Straight From the Brony's Mouth: Bronies Discuss Misconceptions about the Fandom
At this time I think it may be illustrative to allow some Bronies to speak their minds at length.  I had the pleasure of doing in-depth interviews with two of my survey's respondents.  The first was a 20 year-old man who asked to be identified by his forum moniker Antismurf9001.  I asked him what he thought was the most common misconception about Bronies.
Antismurf: While I don't have a huge amount of experience with those that are intolerant of bronies, my guess is that the most common misconception is that we're all homosexuals (which I can confirm to be false, considering that I'm heterosexual).  This is probably a large part of the reason that I choose to not let people know that I'm a brony.
I posed the same question to Ashley, a 20-year Pegasister, and got a similar response.
Ashley: [People assume] That we're all sexually repressed, mentally ill, homosexual, or perverts.  Basically that there's something different or "wrong" about us.  We can't be seen as normal people who happen to be at peace with who we are and who are happy as a whole.
Later on in my conversation with AntiSmurf, we turned the discussion to how expectations of gender roles may or may not color an outsider's perception of Bronies:

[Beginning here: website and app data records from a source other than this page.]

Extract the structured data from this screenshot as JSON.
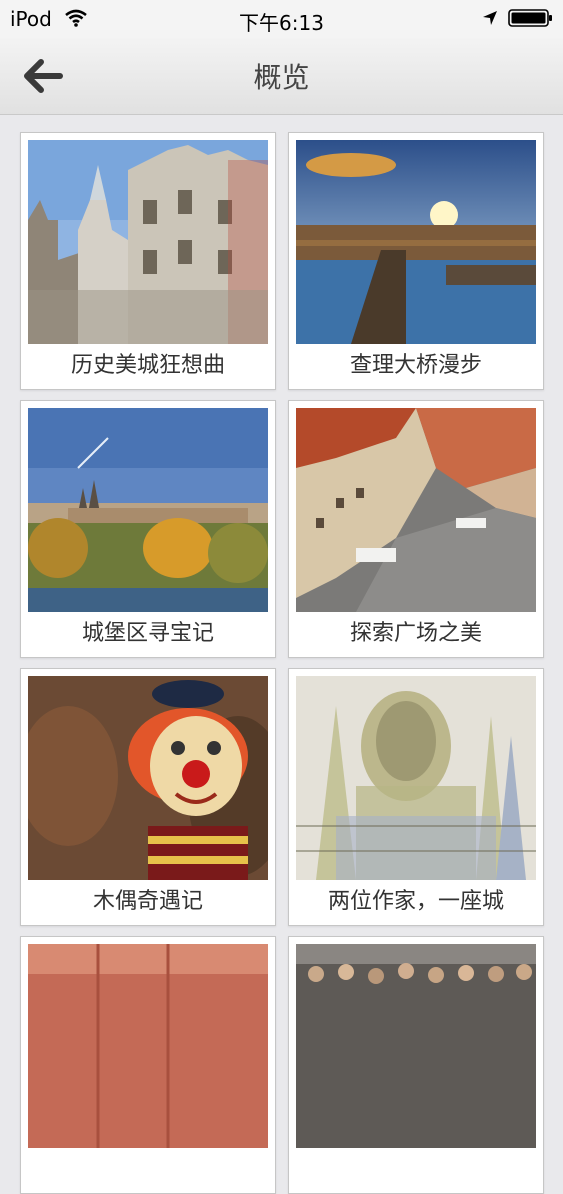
{
  "status_bar": {
    "carrier": "iPod",
    "time": "下午6:13",
    "icons": [
      "wifi-icon",
      "location-arrow-icon",
      "battery-icon"
    ]
  },
  "nav": {
    "title": "概览",
    "back_icon": "back-arrow-icon"
  },
  "cards": [
    {
      "title": "历史美城狂想曲",
      "image": "prague-old-town-towers-photo"
    },
    {
      "title": "查理大桥漫步",
      "image": "charles-bridge-sunset-photo"
    },
    {
      "title": "城堡区寻宝记",
      "image": "prague-castle-autumn-photo"
    },
    {
      "title": "探索广场之美",
      "image": "old-town-square-aerial-photo"
    },
    {
      "title": "木偶奇遇记",
      "image": "clown-marionette-photo"
    },
    {
      "title": "两位作家，一座城",
      "image": "kafka-city-mural-photo"
    },
    {
      "title": "",
      "image": "red-painted-wall-photo"
    },
    {
      "title": "",
      "image": "crowd-in-square-photo"
    }
  ]
}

Antismurf: I'd say that it's definitely more acceptable for females to like male things than it is the other way around, or at least that's the case in the US....In fact, I'd go so far as to say that women being masculine is now seen as attractive, whereas men being feminine is often the punchline of a joke...It's hard to say whether or not this colors people's perception of Bronies, since there really isn't a masculine element to compare it to.  I can say though, that male Bronies are certainly less socially accepted than female Bronies...Even in the infamous Fox News segment, I believe it was said something to the effect of "Well, I suppose there are worse hobbies for my son to get into...", specifically saying 'son' and not a gender-neutral term such as 'child'.
I asked Ashley a similar question: Does she think that in society it is more accepted for a woman to be interested in traditionally masculine things than for a man to be interested in something that is thought of as feminine.
Ashley:  Yeah, I do feel that. In society, men are supposed to be the head of the household, the strong member of the family who works and holds everyone together. Women don't have that. We stay at home, work, and care for the kids. We're not watched nearly as closely, I think. More people care about what the men do, if they're taking good care of their family and such.
Antismurf also had a message for outsiders who may run into tales of rabidly obsessed super-fans online:
Antismurf: To the non-Bronies, I understand that there are fans that are overly obsessed and/or completely intolerable within the Brony fandom...All I ask is that you please, please, don't assume that every Brony is this way.  I've met some amazing and wonderful people in the fandom, and it really isn't fair to them if you stereotype them as irritants, creeps, child-molesters, and/or jerks.  You don't have to like use, and you certainly don't have to join us, but please don't hate us before you know who we are.
From the interviews I did with Antismurf and Ashley, as well as from the survey responses I received, it seemed pretty obvious that many Bronies chafed at the labels that are sometimes applied to them just because they're fans of a particular cartoon franchises.  Specifically, many of them feel that assumptions are being made about their sexuality or even their mental health due to the "feminine" or "cutesy" nature of the My Little Pony cartoon.

Well, that just about wraps up this section.  I may take a break from the Brony study for a while, although I'm likely to post the full interviews with Antismurf and Ashley at some point.  The fact of the matter is that the bulk of my survey questions were so poorly designed as to be nearly useless for generating meaningful data, so there's not much point in my fist-fighting responses into graphs from which we can't draw many meaningful conclusions.  Regardless, I've had fun working on this little project and I've enjoyed my time amongst the Bronies.  I'm not sure when or if I'll come back to this subject, but I'm glad you chose to join me along the way.